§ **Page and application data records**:
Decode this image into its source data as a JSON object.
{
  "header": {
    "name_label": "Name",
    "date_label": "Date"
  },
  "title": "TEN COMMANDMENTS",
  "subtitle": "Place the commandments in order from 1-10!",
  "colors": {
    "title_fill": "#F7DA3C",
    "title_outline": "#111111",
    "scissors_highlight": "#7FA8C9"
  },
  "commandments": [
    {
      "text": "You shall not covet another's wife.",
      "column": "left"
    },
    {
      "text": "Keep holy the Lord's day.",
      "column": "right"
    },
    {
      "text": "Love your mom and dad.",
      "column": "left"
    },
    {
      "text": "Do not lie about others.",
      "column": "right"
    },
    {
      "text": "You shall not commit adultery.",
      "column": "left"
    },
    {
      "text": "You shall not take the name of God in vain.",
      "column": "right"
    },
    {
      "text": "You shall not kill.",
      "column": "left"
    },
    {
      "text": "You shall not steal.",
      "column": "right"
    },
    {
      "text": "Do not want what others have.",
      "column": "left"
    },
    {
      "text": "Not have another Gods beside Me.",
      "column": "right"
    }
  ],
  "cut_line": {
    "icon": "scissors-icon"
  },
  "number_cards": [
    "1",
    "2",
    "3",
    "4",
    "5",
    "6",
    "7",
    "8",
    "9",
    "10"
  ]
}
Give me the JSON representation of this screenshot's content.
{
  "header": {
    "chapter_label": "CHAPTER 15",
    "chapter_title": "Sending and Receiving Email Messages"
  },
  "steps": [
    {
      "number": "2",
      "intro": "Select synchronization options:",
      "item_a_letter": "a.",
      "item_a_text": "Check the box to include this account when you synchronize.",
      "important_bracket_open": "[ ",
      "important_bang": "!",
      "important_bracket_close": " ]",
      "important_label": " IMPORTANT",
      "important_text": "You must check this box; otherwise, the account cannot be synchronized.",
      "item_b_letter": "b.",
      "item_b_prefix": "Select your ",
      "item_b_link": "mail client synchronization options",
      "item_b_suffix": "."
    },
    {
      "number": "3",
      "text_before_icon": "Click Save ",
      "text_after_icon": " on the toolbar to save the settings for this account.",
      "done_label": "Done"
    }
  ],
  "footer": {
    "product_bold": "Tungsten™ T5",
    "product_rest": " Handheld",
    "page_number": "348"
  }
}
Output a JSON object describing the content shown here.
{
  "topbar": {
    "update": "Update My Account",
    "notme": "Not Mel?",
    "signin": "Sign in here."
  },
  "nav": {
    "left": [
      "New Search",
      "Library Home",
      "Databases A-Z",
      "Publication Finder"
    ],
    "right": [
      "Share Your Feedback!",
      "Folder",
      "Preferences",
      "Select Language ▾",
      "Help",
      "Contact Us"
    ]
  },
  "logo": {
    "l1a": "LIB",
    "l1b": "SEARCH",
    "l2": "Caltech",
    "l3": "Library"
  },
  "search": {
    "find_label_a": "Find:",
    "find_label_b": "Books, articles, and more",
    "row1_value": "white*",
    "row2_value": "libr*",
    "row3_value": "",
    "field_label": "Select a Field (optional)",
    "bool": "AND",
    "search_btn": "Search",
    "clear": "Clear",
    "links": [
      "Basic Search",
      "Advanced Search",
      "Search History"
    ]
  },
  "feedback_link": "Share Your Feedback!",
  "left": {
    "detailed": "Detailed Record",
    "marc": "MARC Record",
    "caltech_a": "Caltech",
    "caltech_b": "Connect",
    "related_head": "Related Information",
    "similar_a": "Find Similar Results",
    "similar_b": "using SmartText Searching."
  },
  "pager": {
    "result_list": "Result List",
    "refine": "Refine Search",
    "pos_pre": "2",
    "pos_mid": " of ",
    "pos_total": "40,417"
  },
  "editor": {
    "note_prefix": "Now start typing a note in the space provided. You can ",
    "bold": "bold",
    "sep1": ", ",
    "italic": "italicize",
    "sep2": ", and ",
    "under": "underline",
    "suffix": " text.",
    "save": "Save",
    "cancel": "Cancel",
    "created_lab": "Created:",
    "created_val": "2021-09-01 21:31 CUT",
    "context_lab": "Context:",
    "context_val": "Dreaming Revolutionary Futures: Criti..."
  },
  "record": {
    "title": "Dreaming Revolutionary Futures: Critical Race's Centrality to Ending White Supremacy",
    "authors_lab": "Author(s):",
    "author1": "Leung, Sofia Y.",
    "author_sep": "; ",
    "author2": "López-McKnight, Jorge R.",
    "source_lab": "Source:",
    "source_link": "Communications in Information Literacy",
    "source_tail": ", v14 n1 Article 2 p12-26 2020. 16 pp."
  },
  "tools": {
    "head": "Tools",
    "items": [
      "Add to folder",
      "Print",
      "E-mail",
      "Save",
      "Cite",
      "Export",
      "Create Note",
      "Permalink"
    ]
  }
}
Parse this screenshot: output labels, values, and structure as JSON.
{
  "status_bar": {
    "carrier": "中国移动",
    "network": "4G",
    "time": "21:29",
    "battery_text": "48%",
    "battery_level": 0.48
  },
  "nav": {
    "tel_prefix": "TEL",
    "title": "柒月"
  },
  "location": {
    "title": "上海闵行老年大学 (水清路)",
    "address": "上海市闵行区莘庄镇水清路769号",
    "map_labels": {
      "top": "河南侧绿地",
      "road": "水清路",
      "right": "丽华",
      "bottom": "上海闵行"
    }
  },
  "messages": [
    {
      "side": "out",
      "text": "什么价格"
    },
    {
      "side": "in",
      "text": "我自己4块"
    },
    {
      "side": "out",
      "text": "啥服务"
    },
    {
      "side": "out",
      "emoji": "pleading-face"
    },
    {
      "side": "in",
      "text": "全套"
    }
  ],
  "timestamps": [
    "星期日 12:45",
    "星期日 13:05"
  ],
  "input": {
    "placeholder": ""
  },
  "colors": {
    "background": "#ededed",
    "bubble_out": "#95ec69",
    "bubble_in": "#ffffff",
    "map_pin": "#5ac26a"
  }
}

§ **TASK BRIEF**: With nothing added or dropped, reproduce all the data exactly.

§ **ANSWER AREA**:
Decode this image into its source data as a JSON object.
{
  "header": {
    "name_label": "Name",
    "date_label": "Date"
  },
  "title": "TEN COMMANDMENTS",
  "subtitle": "Place the commandments in order from 1-10!",
  "colors": {
    "title_fill": "#F7DA3C",
    "title_outline": "#111111",
    "scissors_highlight": "#7FA8C9"
  },
  "commandments": [
    {
      "text": "You shall not covet another's wife.",
      "column": "left"
    },
    {
      "text": "Keep holy the Lord's day.",
      "column": "right"
    },
    {
      "text": "Love your mom and dad.",
      "column": "left"
    },
    {
      "text": "Do not lie about others.",
      "column": "right"
    },
    {
      "text": "You shall not commit adultery.",
      "column": "left"
    },
    {
      "text": "You shall not take the name of God in vain.",
      "column": "right"
    },
    {
      "text": "You shall not kill.",
      "column": "left"
    },
    {
      "text": "You shall not steal.",
      "column": "right"
    },
    {
      "text": "Do not want what others have.",
      "column": "left"
    },
    {
      "text": "Not have another Gods beside Me.",
      "column": "right"
    }
  ],
  "cut_line": {
    "icon": "scissors-icon"
  },
  "number_cards": [
    "1",
    "2",
    "3",
    "4",
    "5",
    "6",
    "7",
    "8",
    "9",
    "10"
  ]
}
Give me the JSON representation of this screenshot's content.
{
  "header": {
    "chapter_label": "CHAPTER 15",
    "chapter_title": "Sending and Receiving Email Messages"
  },
  "steps": [
    {
      "number": "2",
      "intro": "Select synchronization options:",
      "item_a_letter": "a.",
      "item_a_text": "Check the box to include this account when you synchronize.",
      "important_bracket_open": "[ ",
      "important_bang": "!",
      "important_bracket_close": " ]",
      "important_label": " IMPORTANT",
      "important_text": "You must check this box; otherwise, the account cannot be synchronized.",
      "item_b_letter": "b.",
      "item_b_prefix": "Select your ",
      "item_b_link": "mail client synchronization options",
      "item_b_suffix": "."
    },
    {
      "number": "3",
      "text_before_icon": "Click Save ",
      "text_after_icon": " on the toolbar to save the settings for this account.",
      "done_label": "Done"
    }
  ],
  "footer": {
    "product_bold": "Tungsten™ T5",
    "product_rest": " Handheld",
    "page_number": "348"
  }
}
Output a JSON object describing the content shown here.
{
  "topbar": {
    "update": "Update My Account",
    "notme": "Not Mel?",
    "signin": "Sign in here."
  },
  "nav": {
    "left": [
      "New Search",
      "Library Home",
      "Databases A-Z",
      "Publication Finder"
    ],
    "right": [
      "Share Your Feedback!",
      "Folder",
      "Preferences",
      "Select Language ▾",
      "Help",
      "Contact Us"
    ]
  },
  "logo": {
    "l1a": "LIB",
    "l1b": "SEARCH",
    "l2": "Caltech",
    "l3": "Library"
  },
  "search": {
    "find_label_a": "Find:",
    "find_label_b": "Books, articles, and more",
    "row1_value": "white*",
    "row2_value": "libr*",
    "row3_value": "",
    "field_label": "Select a Field (optional)",
    "bool": "AND",
    "search_btn": "Search",
    "clear": "Clear",
    "links": [
      "Basic Search",
      "Advanced Search",
      "Search History"
    ]
  },
  "feedback_link": "Share Your Feedback!",
  "left": {
    "detailed": "Detailed Record",
    "marc": "MARC Record",
    "caltech_a": "Caltech",
    "caltech_b": "Connect",
    "related_head": "Related Information",
    "similar_a": "Find Similar Results",
    "similar_b": "using SmartText Searching."
  },
  "pager": {
    "result_list": "Result List",
    "refine": "Refine Search",
    "pos_pre": "2",
    "pos_mid": " of ",
    "pos_total": "40,417"
  },
  "editor": {
    "note_prefix": "Now start typing a note in the space provided. You can ",
    "bold": "bold",
    "sep1": ", ",
    "italic": "italicize",
    "sep2": ", and ",
    "under": "underline",
    "suffix": " text.",
    "save": "Save",
    "cancel": "Cancel",
    "created_lab": "Created:",
    "created_val": "2021-09-01 21:31 CUT",
    "context_lab": "Context:",
    "context_val": "Dreaming Revolutionary Futures: Criti..."
  },
  "record": {
    "title": "Dreaming Revolutionary Futures: Critical Race's Centrality to Ending White Supremacy",
    "authors_lab": "Author(s):",
    "author1": "Leung, Sofia Y.",
    "author_sep": "; ",
    "author2": "López-McKnight, Jorge R.",
    "source_lab": "Source:",
    "source_link": "Communications in Information Literacy",
    "source_tail": ", v14 n1 Article 2 p12-26 2020. 16 pp."
  },
  "tools": {
    "head": "Tools",
    "items": [
      "Add to folder",
      "Print",
      "E-mail",
      "Save",
      "Cite",
      "Export",
      "Create Note",
      "Permalink"
    ]
  }
}
Parse this screenshot: output labels, values, and structure as JSON.
{
  "status_bar": {
    "carrier": "中国移动",
    "network": "4G",
    "time": "21:29",
    "battery_text": "48%",
    "battery_level": 0.48
  },
  "nav": {
    "tel_prefix": "TEL",
    "title": "柒月"
  },
  "location": {
    "title": "上海闵行老年大学 (水清路)",
    "address": "上海市闵行区莘庄镇水清路769号",
    "map_labels": {
      "top": "河南侧绿地",
      "road": "水清路",
      "right": "丽华",
      "bottom": "上海闵行"
    }
  },
  "messages": [
    {
      "side": "out",
      "text": "什么价格"
    },
    {
      "side": "in",
      "text": "我自己4块"
    },
    {
      "side": "out",
      "text": "啥服务"
    },
    {
      "side": "out",
      "emoji": "pleading-face"
    },
    {
      "side": "in",
      "text": "全套"
    }
  ],
  "timestamps": [
    "星期日 12:45",
    "星期日 13:05"
  ],
  "input": {
    "placeholder": ""
  },
  "colors": {
    "background": "#ededed",
    "bubble_out": "#95ec69",
    "bubble_in": "#ffffff",
    "map_pin": "#5ac26a"
  }
}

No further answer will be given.